This is just the latest string of financial problems and embarrassments for Mary. It was just over a week ago that we told you she defaulted on a loan from Bank of America and now owes them over $500,000. When she was asked about it, she said was that all she can do is just keep pushing on on and “let haters hate.” Ahhh yes, those haters sure do know how to get you in alleged financial trouble, don’t they?
But even prior to that, she defaulted on a $2.2 million dollar loan and before that, she was sued because of her charity not paying back money.
It would seem like when you suddenly find yourself in major situations like this on an almost consistent basis, not only would you fire your accountants (even if they’re flesh and blood), but you might also consider taking some accounting classes so you can figure out how to go over the books yourself. There just doesn’t seem to be a logical reason for these things to keep happening.
TMZ reached out to Mary’s reps but so far, they’ve received no response.
Managing finances can be a struggle, especially when you’re a single parent. You have the challenge of running all aspects of a household, working and raising a child, alone. It’s tough to stay organized and sometimes things get lost in the shuffle. However, it’s very important for you and your child that money management is intact.
The easiest way to pay off debts, maintain good credit, save and live within your means is to create a budget. Wealthy people know where every cent goes and you should, too. When you know exactly how much is coming in, how much is going out and where all of it is going, you can make responsible decisions and be better prepared to handle unforeseen circumstances. This is especially important when you’re all you have for support—financially, emotionally and physically. Your child doesn’t need to know or see the madness mismanagement creates when funds are surprisingly low. As a parent, it is also your responsibility to teach good habits and be the first example of financial planning.
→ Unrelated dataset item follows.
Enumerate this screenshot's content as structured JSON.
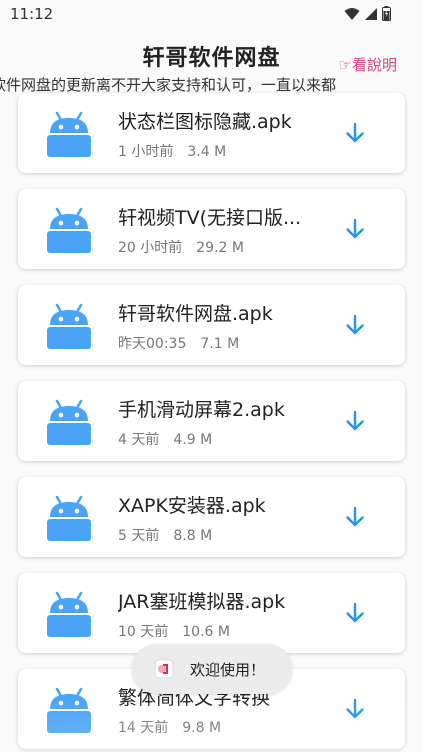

Your budget should account for all income (excluding child support and/or alimony) and fixed and variable expenses. Child support and alimony should only be included as a reliable source of income when the father has a strong track record of paying in full and on time. Expenses should be listed according to importance. That way, if you are currently in over your head and can’t afford to pay everything on time (if at all), you know which bills are most pressing. Additionally, allocations to an emergency fund (six months worth of total living expenses) and savings should take precedence over clothing allowances and entertainment for you.
Single Mom Financial Help is a great resource for single mothers looking to spend wisely. The site offers printable monthly budget and grocery list forms to help track your funds and prevent overspending. There are also free budget calculators online.
Below is a sample of where your money should go when preparing your budget:
|Miscellaneous (Life Ins., Entertainment, etc.)||5-10%|
Are you a single mom? What financial advice do you have for your fellow single parents?
Family and friends of former Memphis Grizzlies player Lorenzen Wright are in mourning today as the player’s body was found in the woods in Memphis. Wright had been missing for ten days when police called his father, former professional basketball player Herb Wright with the news that they had found his body.